[Component data from apps and pages]
------------------------------

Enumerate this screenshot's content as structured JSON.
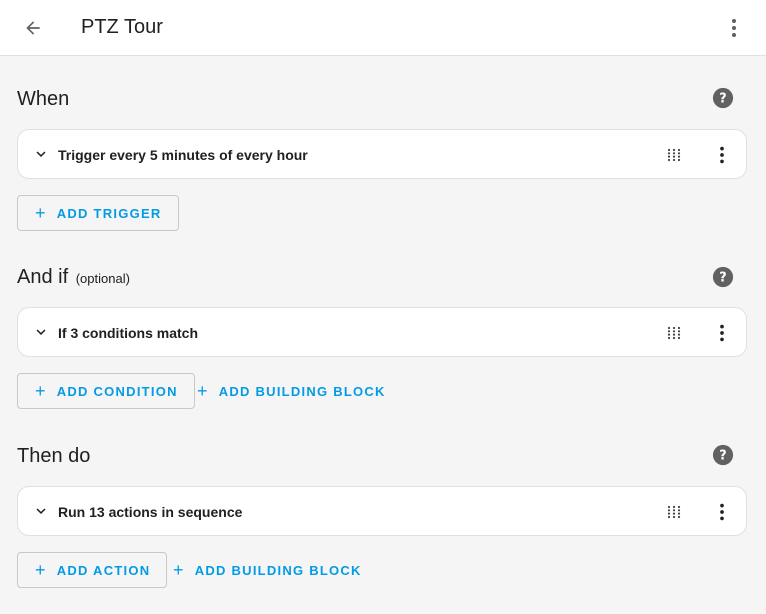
{
  "header": {
    "title": "PTZ Tour"
  },
  "sections": [
    {
      "heading": "When",
      "card_label": "Trigger every 5 minutes of every hour",
      "primary_button": "ADD TRIGGER"
    },
    {
      "heading": "And if",
      "optional": "(optional)",
      "card_label": "If 3 conditions match",
      "primary_button": "ADD CONDITION",
      "secondary_button": "ADD BUILDING BLOCK"
    },
    {
      "heading": "Then do",
      "card_label": "Run 13 actions in sequence",
      "primary_button": "ADD ACTION",
      "secondary_button": "ADD BUILDING BLOCK"
    }
  ],
  "icons": {
    "back": "arrow-left-icon",
    "menu": "dots-vertical-icon",
    "help": "help-circle-icon",
    "expand": "chevron-down-icon",
    "drag": "drag-handle-icon",
    "plus": "plus-icon"
  },
  "colors": {
    "accent": "#039be5",
    "background": "#f5f5f5",
    "card": "#ffffff",
    "icon": "#616161"
  }
}
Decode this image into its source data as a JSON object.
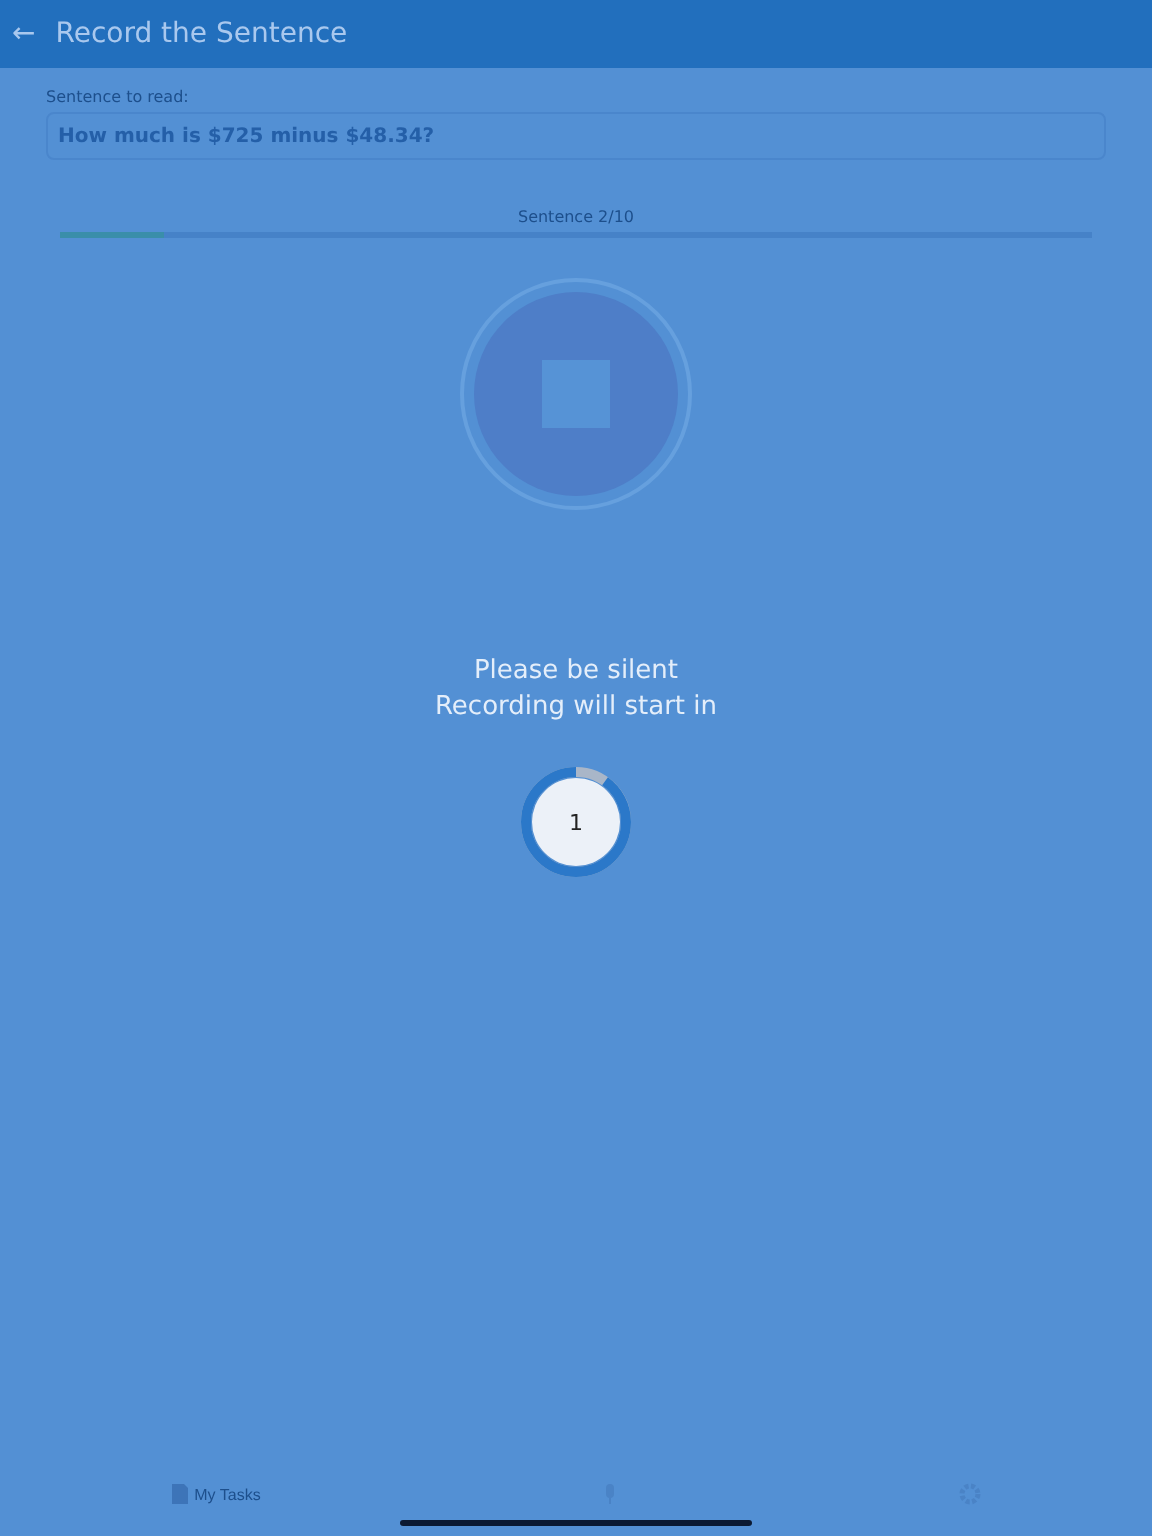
{
  "header": {
    "back_icon": "←",
    "title": "Record the Sentence"
  },
  "sentence": {
    "label": "Sentence to read:",
    "value": "How much is $725 minus $48.34?"
  },
  "progress": {
    "label": "Sentence 2/10",
    "level": 0.1
  },
  "countdown": {
    "line_1": "Please be silent",
    "line_2": "Recording will start in",
    "number": "1",
    "level": 0.9
  },
  "tab_bar": {
    "tabs": [
      {
        "kind": "tasks",
        "label": "My Tasks"
      },
      {
        "kind": "info"
      },
      {
        "kind": "settings"
      }
    ]
  }
}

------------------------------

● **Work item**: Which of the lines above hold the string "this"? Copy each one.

● **Your response**:
Enumerate this screenshot's content as structured JSON.
Decode this image into its source data as a JSON object.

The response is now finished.